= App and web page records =

┄┄┄┄┄┄

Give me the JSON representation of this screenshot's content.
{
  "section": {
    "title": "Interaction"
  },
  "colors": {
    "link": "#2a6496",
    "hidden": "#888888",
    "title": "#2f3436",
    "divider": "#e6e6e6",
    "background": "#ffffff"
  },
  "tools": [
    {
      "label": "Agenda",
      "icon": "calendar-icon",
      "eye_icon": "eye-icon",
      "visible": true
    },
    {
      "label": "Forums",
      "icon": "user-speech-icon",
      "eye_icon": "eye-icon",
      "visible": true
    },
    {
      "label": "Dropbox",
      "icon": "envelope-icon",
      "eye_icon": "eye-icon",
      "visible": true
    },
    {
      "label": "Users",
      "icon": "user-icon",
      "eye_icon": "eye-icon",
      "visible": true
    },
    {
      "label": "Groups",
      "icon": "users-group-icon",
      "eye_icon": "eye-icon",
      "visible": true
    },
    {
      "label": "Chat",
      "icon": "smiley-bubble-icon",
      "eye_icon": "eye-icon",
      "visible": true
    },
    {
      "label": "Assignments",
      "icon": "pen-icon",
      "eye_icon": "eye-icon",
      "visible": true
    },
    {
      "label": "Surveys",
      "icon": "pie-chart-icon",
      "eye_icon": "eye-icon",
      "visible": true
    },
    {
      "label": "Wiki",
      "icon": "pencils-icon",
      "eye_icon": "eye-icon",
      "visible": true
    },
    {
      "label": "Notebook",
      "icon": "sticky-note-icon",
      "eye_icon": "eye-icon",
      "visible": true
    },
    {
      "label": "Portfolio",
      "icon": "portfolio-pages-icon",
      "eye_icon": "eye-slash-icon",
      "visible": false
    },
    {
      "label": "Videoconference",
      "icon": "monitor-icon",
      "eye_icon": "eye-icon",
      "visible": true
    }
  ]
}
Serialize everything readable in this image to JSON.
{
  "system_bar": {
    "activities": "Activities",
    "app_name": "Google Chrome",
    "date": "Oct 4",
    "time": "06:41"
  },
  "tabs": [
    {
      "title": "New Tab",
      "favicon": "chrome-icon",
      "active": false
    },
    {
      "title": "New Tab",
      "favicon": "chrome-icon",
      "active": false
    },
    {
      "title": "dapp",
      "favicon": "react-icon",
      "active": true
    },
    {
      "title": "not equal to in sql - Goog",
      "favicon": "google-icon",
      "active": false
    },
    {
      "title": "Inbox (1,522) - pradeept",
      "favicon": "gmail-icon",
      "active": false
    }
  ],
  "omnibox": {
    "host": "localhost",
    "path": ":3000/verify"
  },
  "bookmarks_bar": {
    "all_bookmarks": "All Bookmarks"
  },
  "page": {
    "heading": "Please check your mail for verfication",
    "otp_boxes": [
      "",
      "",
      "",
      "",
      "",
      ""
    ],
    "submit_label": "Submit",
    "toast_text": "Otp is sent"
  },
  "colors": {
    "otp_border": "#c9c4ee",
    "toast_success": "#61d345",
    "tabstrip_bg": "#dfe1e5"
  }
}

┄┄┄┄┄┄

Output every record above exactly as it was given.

Give me the JSON representation of this screenshot's content.
{
  "section": {
    "title": "Interaction"
  },
  "colors": {
    "link": "#2a6496",
    "hidden": "#888888",
    "title": "#2f3436",
    "divider": "#e6e6e6",
    "background": "#ffffff"
  },
  "tools": [
    {
      "label": "Agenda",
      "icon": "calendar-icon",
      "eye_icon": "eye-icon",
      "visible": true
    },
    {
      "label": "Forums",
      "icon": "user-speech-icon",
      "eye_icon": "eye-icon",
      "visible": true
    },
    {
      "label": "Dropbox",
      "icon": "envelope-icon",
      "eye_icon": "eye-icon",
      "visible": true
    },
    {
      "label": "Users",
      "icon": "user-icon",
      "eye_icon": "eye-icon",
      "visible": true
    },
    {
      "label": "Groups",
      "icon": "users-group-icon",
      "eye_icon": "eye-icon",
      "visible": true
    },
    {
      "label": "Chat",
      "icon": "smiley-bubble-icon",
      "eye_icon": "eye-icon",
      "visible": true
    },
    {
      "label": "Assignments",
      "icon": "pen-icon",
      "eye_icon": "eye-icon",
      "visible": true
    },
    {
      "label": "Surveys",
      "icon": "pie-chart-icon",
      "eye_icon": "eye-icon",
      "visible": true
    },
    {
      "label": "Wiki",
      "icon": "pencils-icon",
      "eye_icon": "eye-icon",
      "visible": true
    },
    {
      "label": "Notebook",
      "icon": "sticky-note-icon",
      "eye_icon": "eye-icon",
      "visible": true
    },
    {
      "label": "Portfolio",
      "icon": "portfolio-pages-icon",
      "eye_icon": "eye-slash-icon",
      "visible": false
    },
    {
      "label": "Videoconference",
      "icon": "monitor-icon",
      "eye_icon": "eye-icon",
      "visible": true
    }
  ]
}
Serialize everything readable in this image to JSON.
{
  "system_bar": {
    "activities": "Activities",
    "app_name": "Google Chrome",
    "date": "Oct 4",
    "time": "06:41"
  },
  "tabs": [
    {
      "title": "New Tab",
      "favicon": "chrome-icon",
      "active": false
    },
    {
      "title": "New Tab",
      "favicon": "chrome-icon",
      "active": false
    },
    {
      "title": "dapp",
      "favicon": "react-icon",
      "active": true
    },
    {
      "title": "not equal to in sql - Goog",
      "favicon": "google-icon",
      "active": false
    },
    {
      "title": "Inbox (1,522) - pradeept",
      "favicon": "gmail-icon",
      "active": false
    }
  ],
  "omnibox": {
    "host": "localhost",
    "path": ":3000/verify"
  },
  "bookmarks_bar": {
    "all_bookmarks": "All Bookmarks"
  },
  "page": {
    "heading": "Please check your mail for verfication",
    "otp_boxes": [
      "",
      "",
      "",
      "",
      "",
      ""
    ],
    "submit_label": "Submit",
    "toast_text": "Otp is sent"
  },
  "colors": {
    "otp_border": "#c9c4ee",
    "toast_success": "#61d345",
    "tabstrip_bg": "#dfe1e5"
  }
}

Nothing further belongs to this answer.